And be aware that many guides operate on an eight-hour day, which is understandable. If you want your day to start at dawn, don’t necessarily expect the guide to be willing to fish till dark. They all have their own lives to live, too. The key is to communicate. “Articulate your desires,” Lambert says. “The guide is working for you. Don’t be rude about it, but talk to the guide if you have something particular in mind. They might tell you that you might not be as successful doing it your way, but it’s your day.”
Avoid the full moon. Or not.
If you’re fishing in saltwater, especially in a nearshore or inshore environment, tides can be a significant factor affecting your success. Often, a full moon and its large tidal swings will prompt spawning, which you might want to avoid. “If you’re after big bull reds,” Lambert cautions, “you don’t want to go on a full moon. Those big bulls know the deal—if you only have sex twice a year, everybody goes. Even largemouth bass can be on the bed.” Other tides to look out for are neap tides, which have the least amount of tidal difference between low and high tide.
For some angling, though, a big tidal swing is a bonus. On those particularly high “flood tides,” fishing for tailing redfish peaks. Your approach should simply be to talk it through with your guide. “A good guide will tell you all this,” Lambert says. “On a bad tide, they should tell you to come on if that’s the only time you can fish, but there are better times to plan a trip.”
Electronic payment is making things easier all around, but for many guides, cash is still preferred. Surprisingly, Venmo isn’t the cure-all solution. “There are places in the Everglades where we don’t have the greatest cellphone reception,” Cherney says. He’s had situations where Venmo payments have timed out on the receiving end but show as paid on the sender’s account. That can lead to obvious frustration. And even Venmo charges nearly 2 percent for commercial transactions. That’s money out of the guide’s pocket.
What’s for lunch?

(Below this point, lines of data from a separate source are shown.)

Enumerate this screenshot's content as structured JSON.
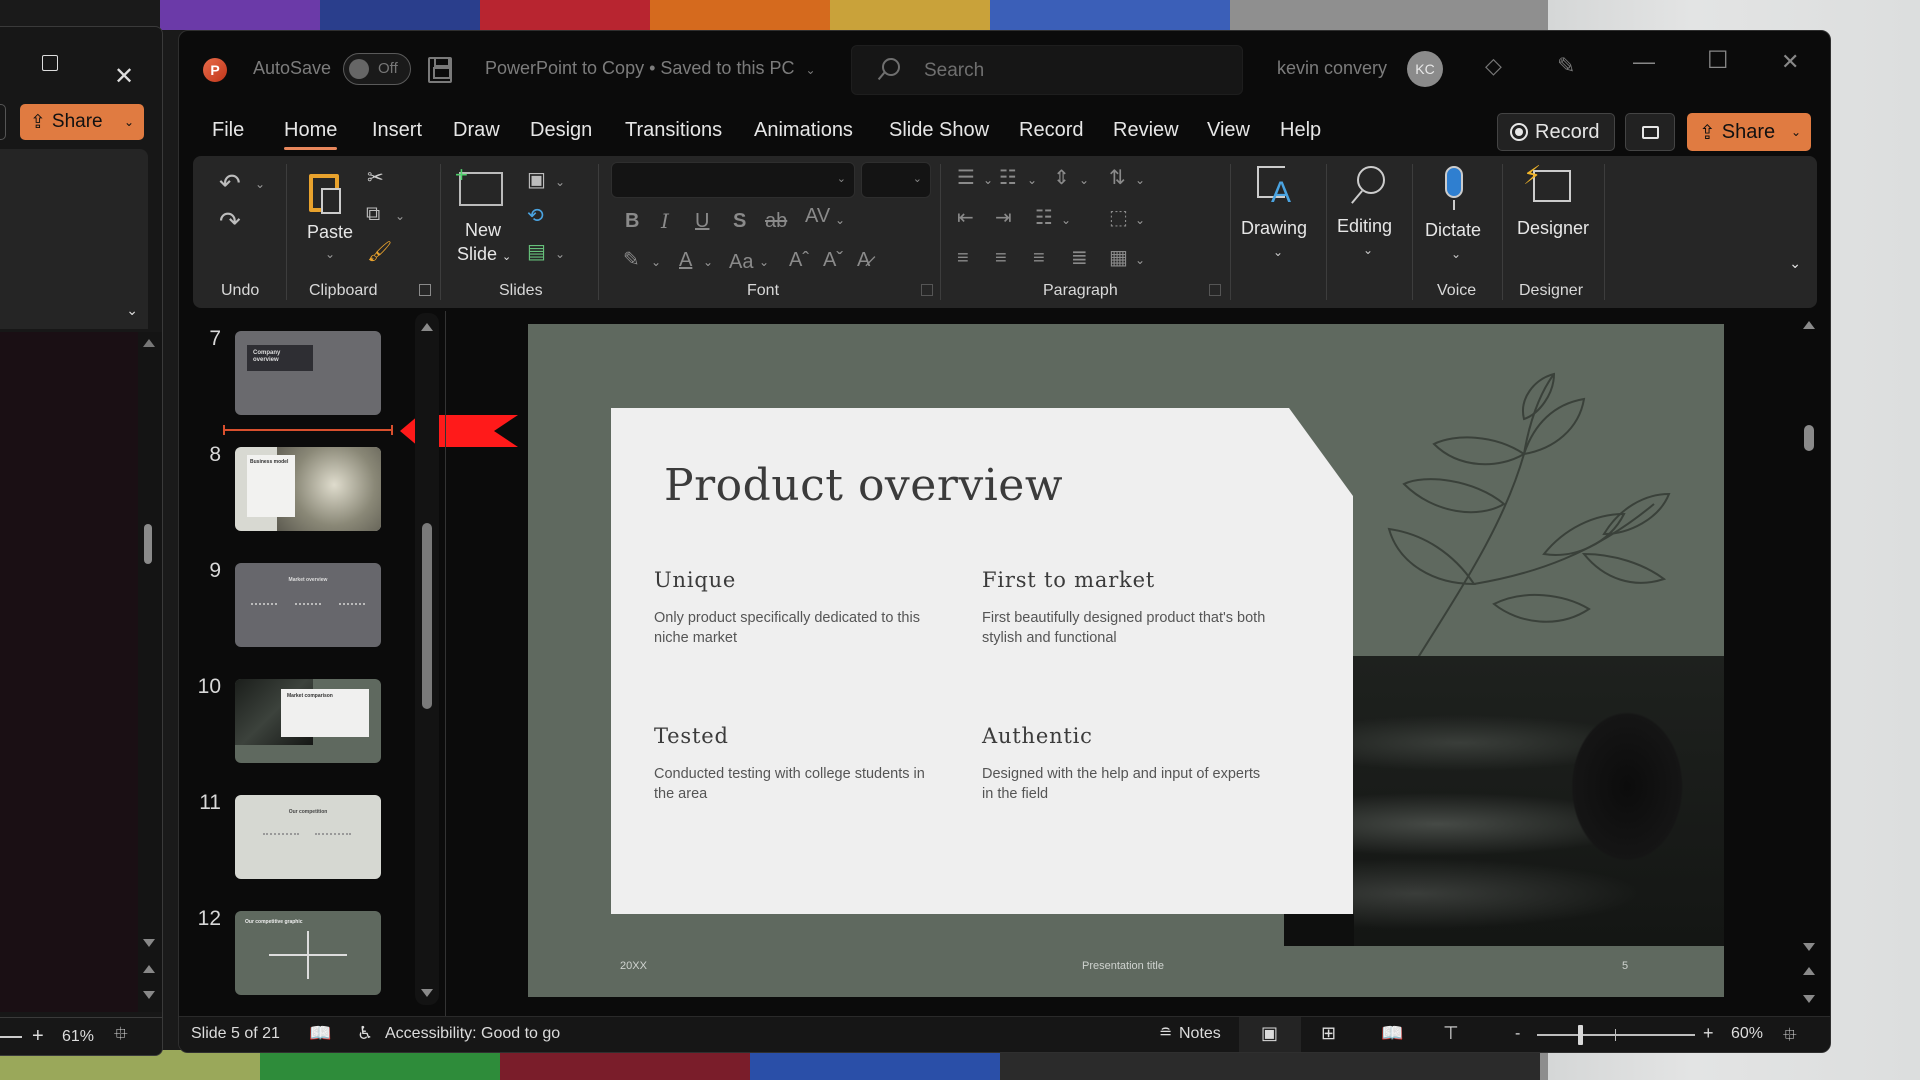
{
  "background_window": {
    "share_label": "Share",
    "zoom_level": "61%"
  },
  "titlebar": {
    "app_icon": "powerpoint-icon",
    "autosave_label": "AutoSave",
    "autosave_state": "Off",
    "document_title": "PowerPoint to Copy • Saved to this PC",
    "search_placeholder": "Search",
    "user_name": "kevin convery",
    "user_initials": "KC",
    "icons": [
      "save-icon",
      "search-icon",
      "premium-diamond-icon",
      "coauthoring-megaphone-icon",
      "minimize-icon",
      "maximize-icon",
      "close-icon"
    ]
  },
  "menu": {
    "tabs": [
      {
        "label": "File"
      },
      {
        "label": "Home",
        "active": true
      },
      {
        "label": "Insert"
      },
      {
        "label": "Draw"
      },
      {
        "label": "Design"
      },
      {
        "label": "Transitions"
      },
      {
        "label": "Animations"
      },
      {
        "label": "Slide Show"
      },
      {
        "label": "Record"
      },
      {
        "label": "Review"
      },
      {
        "label": "View"
      },
      {
        "label": "Help"
      }
    ],
    "record_button": "Record",
    "share_button": "Share",
    "accent_color": "#e07b41"
  },
  "ribbon": {
    "groups": {
      "undo": "Undo",
      "clipboard": "Clipboard",
      "slides": "Slides",
      "font": "Font",
      "paragraph": "Paragraph",
      "voice": "Voice",
      "designer": "Designer"
    },
    "buttons": {
      "paste": "Paste",
      "new_slide_line1": "New",
      "new_slide_line2": "Slide",
      "drawing": "Drawing",
      "editing": "Editing",
      "dictate": "Dictate",
      "designer": "Designer",
      "bold": "B",
      "italic": "I",
      "underline": "U",
      "shadow": "S",
      "strikethrough": "ab",
      "char_spacing": "AV",
      "font_color": "A",
      "change_case": "Aa",
      "grow_font": "Aˆ",
      "shrink_font": "Aˇ"
    },
    "font_name_value": "",
    "font_size_value": ""
  },
  "thumbnails": [
    {
      "number": "7",
      "title": "Company overview",
      "style": "dark-gray"
    },
    {
      "number": "8",
      "title": "Business model",
      "style": "light-photo"
    },
    {
      "number": "9",
      "title": "Market overview",
      "style": "gray-stats"
    },
    {
      "number": "10",
      "title": "Market comparison",
      "style": "green-photo"
    },
    {
      "number": "11",
      "title": "Our competition",
      "style": "light"
    },
    {
      "number": "12",
      "title": "Our competitive graphic",
      "style": "green-chart"
    }
  ],
  "slide": {
    "title": "Product overview",
    "blocks": [
      {
        "heading": "Unique",
        "body": "Only product specifically dedicated to this niche market"
      },
      {
        "heading": "First to market",
        "body": "First beautifully designed product that's both stylish and functional"
      },
      {
        "heading": "Tested",
        "body": "Conducted testing with college students in the area"
      },
      {
        "heading": "Authentic",
        "body": "Designed with the help and input of experts in the field"
      }
    ],
    "footer_left": "20XX",
    "footer_center": "Presentation title",
    "footer_right": "5",
    "background_color": "#5f695f"
  },
  "statusbar": {
    "slide_info": "Slide 5 of 21",
    "accessibility": "Accessibility: Good to go",
    "notes_label": "Notes",
    "zoom_level": "60%",
    "zoom_minus": "-",
    "zoom_plus": "+"
  }
}
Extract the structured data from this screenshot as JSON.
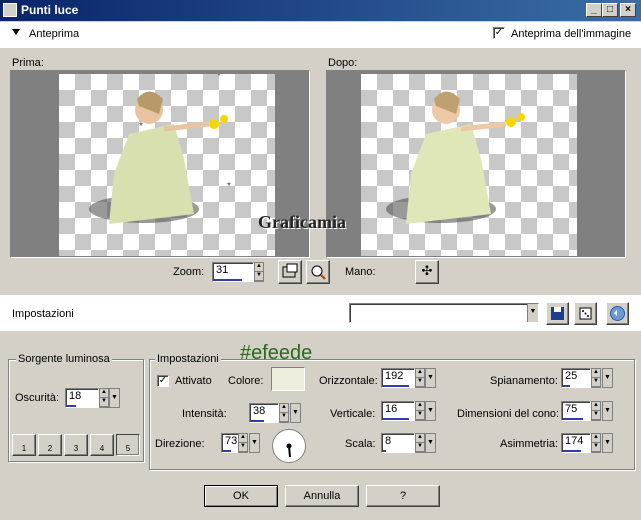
{
  "window": {
    "title": "Punti luce",
    "min_label": "_",
    "max_label": "□",
    "close_label": "×"
  },
  "preview": {
    "toggle_label": "Anteprima",
    "image_preview_label": "Anteprima dell'immagine",
    "image_preview_checked": true
  },
  "before_label": "Prima:",
  "after_label": "Dopo:",
  "watermark": "Graficamia",
  "zoom": {
    "label": "Zoom:",
    "value": "31"
  },
  "pan": {
    "label": "Mano:"
  },
  "presets": {
    "label": "Impostazioni",
    "value": ""
  },
  "annotation": "#efeede",
  "light_source": {
    "group_label": "Sorgente luminosa",
    "darkness_label": "Oscurità:",
    "darkness_value": "18",
    "preset_numbers": [
      "1",
      "2",
      "3",
      "4",
      "5"
    ]
  },
  "settings": {
    "group_label": "Impostazioni",
    "enabled_label": "Attivato",
    "enabled_checked": true,
    "color_label": "Colore:",
    "color_value": "#efeede",
    "intensity_label": "Intensità:",
    "intensity_value": "38",
    "direction_label": "Direzione:",
    "direction_value": "73",
    "horizontal_label": "Orizzontale:",
    "horizontal_value": "192",
    "vertical_label": "Verticale:",
    "vertical_value": "16",
    "scale_label": "Scala:",
    "scale_value": "8",
    "smoothing_label": "Spianamento:",
    "smoothing_value": "25",
    "cone_label": "Dimensioni del cono:",
    "cone_value": "75",
    "asymmetry_label": "Asimmetria:",
    "asymmetry_value": "174"
  },
  "buttons": {
    "ok": "OK",
    "cancel": "Annulla",
    "help": "?"
  }
}
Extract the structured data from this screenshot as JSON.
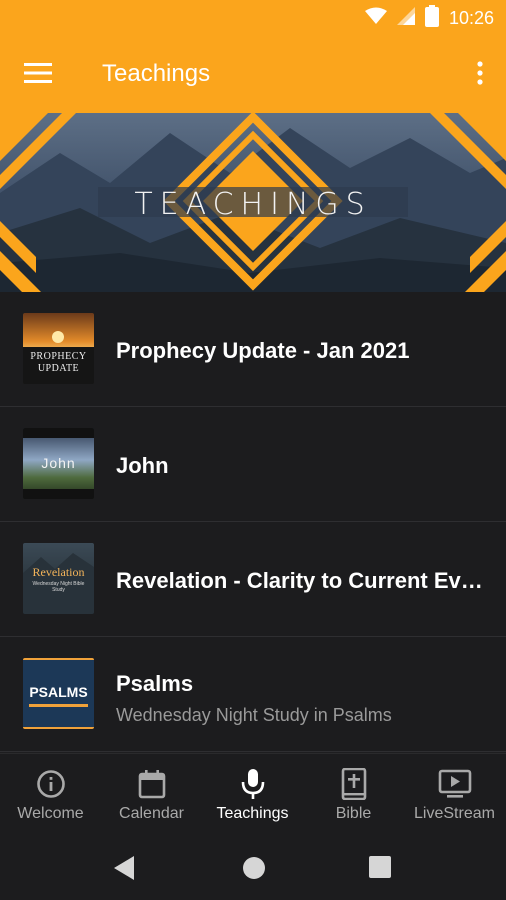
{
  "status_bar": {
    "time": "10:26"
  },
  "app_bar": {
    "title": "Teachings"
  },
  "banner": {
    "text": "TEACHINGS"
  },
  "teachings": [
    {
      "title": "Prophecy Update - Jan 2021",
      "subtitle": "",
      "thumb_text": "PROPHECY UPDATE"
    },
    {
      "title": "John",
      "subtitle": "",
      "thumb_text": "John"
    },
    {
      "title": "Revelation - Clarity to Current Ev…",
      "subtitle": "",
      "thumb_text": "Revelation",
      "thumb_small_text": "Wednesday Night Bible Study"
    },
    {
      "title": "Psalms",
      "subtitle": "Wednesday Night Study in Psalms",
      "thumb_text": "PSALMS"
    }
  ],
  "bottom_nav": [
    {
      "label": "Welcome",
      "icon": "info-icon",
      "active": false
    },
    {
      "label": "Calendar",
      "icon": "calendar-icon",
      "active": false
    },
    {
      "label": "Teachings",
      "icon": "microphone-icon",
      "active": true
    },
    {
      "label": "Bible",
      "icon": "bible-icon",
      "active": false
    },
    {
      "label": "LiveStream",
      "icon": "play-screen-icon",
      "active": false
    }
  ],
  "colors": {
    "accent": "#fba51c",
    "background": "#1e1e20",
    "active_nav": "#ffffff",
    "inactive_nav": "#a9a9a9"
  }
}
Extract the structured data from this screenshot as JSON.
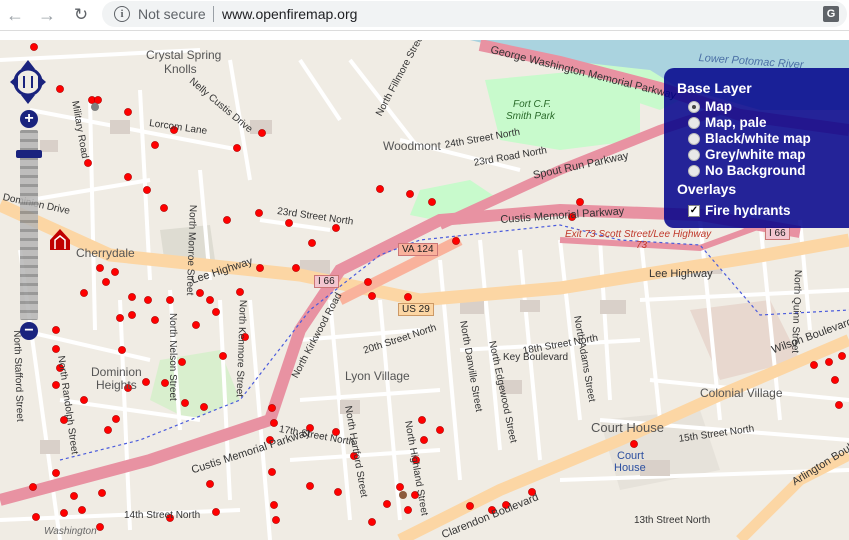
{
  "browser": {
    "security_label": "Not secure",
    "url": "www.openfiremap.org",
    "icons": [
      "back-arrow-icon",
      "forward-arrow-icon",
      "reload-icon",
      "info-icon",
      "translate-icon"
    ]
  },
  "map": {
    "place_labels": [
      {
        "text": "Crystal Spring"
      },
      {
        "text": "Knolls"
      },
      {
        "text": "Woodmont"
      },
      {
        "text": "Cherrydale"
      },
      {
        "text": "Dominion"
      },
      {
        "text": "Heights"
      },
      {
        "text": "Lyon Village"
      },
      {
        "text": "Colonial Village"
      },
      {
        "text": "Court House"
      },
      {
        "text": "Washington"
      },
      {
        "text": "Fort C.F."
      },
      {
        "text": "Smith Park"
      },
      {
        "text": "Lower Potomac River"
      },
      {
        "text": "Court"
      },
      {
        "text": "House"
      }
    ],
    "road_labels": [
      {
        "text": "George Washington Memorial Parkway"
      },
      {
        "text": "Spout Run Parkway"
      },
      {
        "text": "Custis Memorial Parkway"
      },
      {
        "text": "Exit 73 Scott Street/Lee Highway"
      },
      {
        "text": "Lee Highway"
      },
      {
        "text": "Lorcom Lane"
      },
      {
        "text": "Nelly Custis Drive"
      },
      {
        "text": "North Kirkwood Road"
      },
      {
        "text": "Wilson Boulevard"
      },
      {
        "text": "Clarendon Boulevard"
      },
      {
        "text": "Arlington Boulevard"
      },
      {
        "text": "Key Boulevard"
      },
      {
        "text": "24th Street North"
      },
      {
        "text": "23rd Road North"
      },
      {
        "text": "23rd Street North"
      },
      {
        "text": "20th Street North"
      },
      {
        "text": "18th Street North"
      },
      {
        "text": "17th Street North"
      },
      {
        "text": "14th Street North"
      },
      {
        "text": "15th Street North"
      },
      {
        "text": "13th Street North"
      },
      {
        "text": "North Fillmore Street"
      },
      {
        "text": "Military Road"
      },
      {
        "text": "North Monroe Street"
      },
      {
        "text": "North Nelson Street"
      },
      {
        "text": "North Adams Street"
      },
      {
        "text": "North Quinn Street"
      },
      {
        "text": "Custis Memorial Parkway"
      },
      {
        "text": "North Highland Street"
      },
      {
        "text": "North Danville Street"
      },
      {
        "text": "North Edgewood Street"
      },
      {
        "text": "North Hartford Street"
      },
      {
        "text": "North Stafford Street"
      },
      {
        "text": "North Randolph Street"
      },
      {
        "text": "North Kenmore Street"
      },
      {
        "text": "Dominion Drive"
      }
    ],
    "shields": [
      {
        "text": "VA 124"
      },
      {
        "text": "I 66"
      },
      {
        "text": "US 29"
      },
      {
        "text": "I 66"
      },
      {
        "text": "73"
      }
    ]
  },
  "zoom_control": {
    "zoom_in": "+",
    "zoom_out": "−"
  },
  "layer_switcher": {
    "base_layer_title": "Base Layer",
    "base_layers": [
      {
        "label": "Map",
        "selected": true
      },
      {
        "label": "Map, pale",
        "selected": false
      },
      {
        "label": "Black/white map",
        "selected": false
      },
      {
        "label": "Grey/white map",
        "selected": false
      },
      {
        "label": "No Background",
        "selected": false
      }
    ],
    "overlays_title": "Overlays",
    "overlays": [
      {
        "label": "Fire hydrants",
        "checked": true
      }
    ]
  },
  "colors": {
    "motorway": "#e892a2",
    "trunk": "#f9b29c",
    "primary": "#fcd6a4",
    "water": "#aad3df",
    "park": "#c8facc",
    "hydrant": "#ff0000",
    "layer_panel": "#00008b"
  }
}
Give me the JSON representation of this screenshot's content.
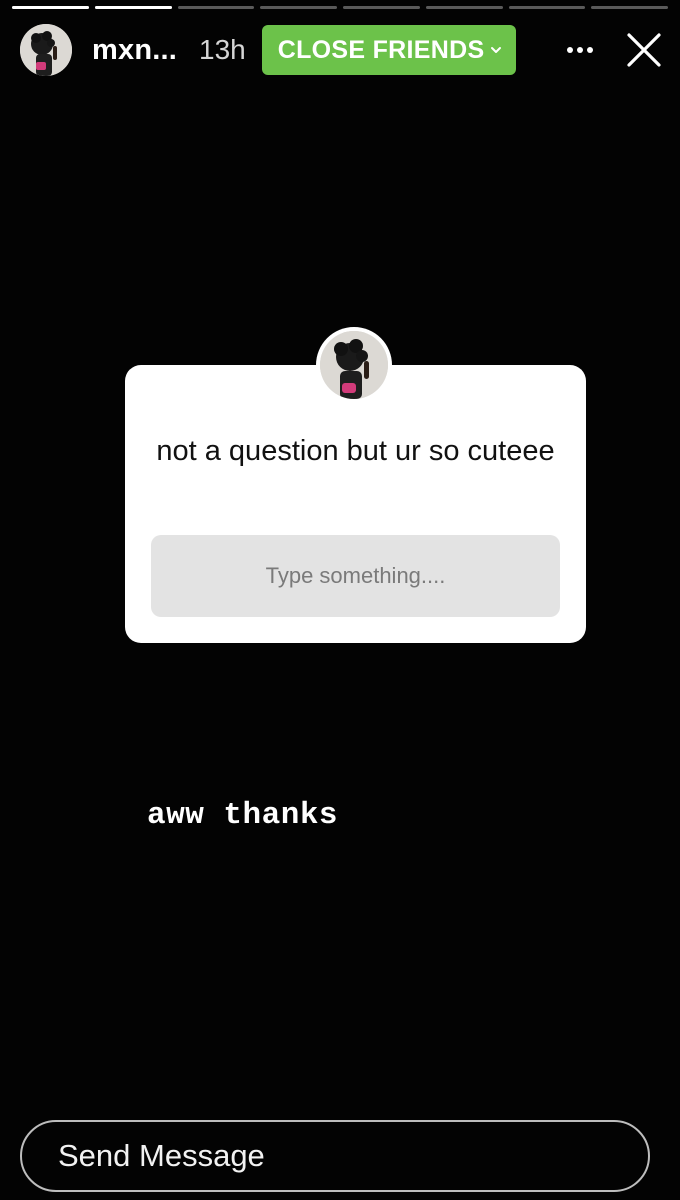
{
  "story": {
    "progress": [
      1,
      1,
      0,
      0,
      0,
      0,
      0,
      0
    ],
    "username": "mxn...",
    "time": "13h",
    "audience_badge": "CLOSE FRIENDS",
    "badge_color": "#6cc24a"
  },
  "question_card": {
    "question": "not a question but ur so cuteee",
    "placeholder": "Type something...."
  },
  "reply_text": "aww thanks",
  "message_bar": {
    "placeholder": "Send Message"
  },
  "icons": {
    "more": "more-horizontal-icon",
    "close": "close-icon",
    "badge_chevron": "chevron-down-icon"
  }
}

The answer can vary from whatever you packed yourself to a full-blown shore lunch with tables and chairs. Don’t assume. Saltwater guides, particularly, might not provide lunch. They will likely have water and a few sports drinks to keep clients hydrated. For some clients, a well-orchestrated waterside meal is a part of the experience. For others, scarfing down a gas station hot dog will do. Pin this down well beforehand. If you do bring your own meal, be aware of making a mess. Chips and cookies are crumb factories, which are a pain for guides to clean from a boat.
And realize that every minute spent eating will eat into your fishing time. “I’d rather you eat while we’re making a twenty-minute move rather than sitting around for a long lunch break,” Cherney says. “I know for a fact that fish sit back a hundred yards away and say, Hey, he’s eating a sandwich! The coast is clear, let’s go!
Keep a positive attitude.
“As much as a guide can do on a boat, the attitude the client shows up with can really dictate how the day goes,” Cherney says. In some cases, guides can work hard all day for one or two shots on fish. Guides know if you’re grumbling about a slow day. “Once one person gets frustrated, it’s contagious,” he says. You can be assured that the guide wants the wind to lay down and the fish to get hungry. It’s far better to play a support role by staying positive and encouraging the guide to realize you know the deal: fishing is fishing.
“I guarantee my clients, whether they believe it or not,” Cherney says, “that I want them to catch a fish even more than they do.”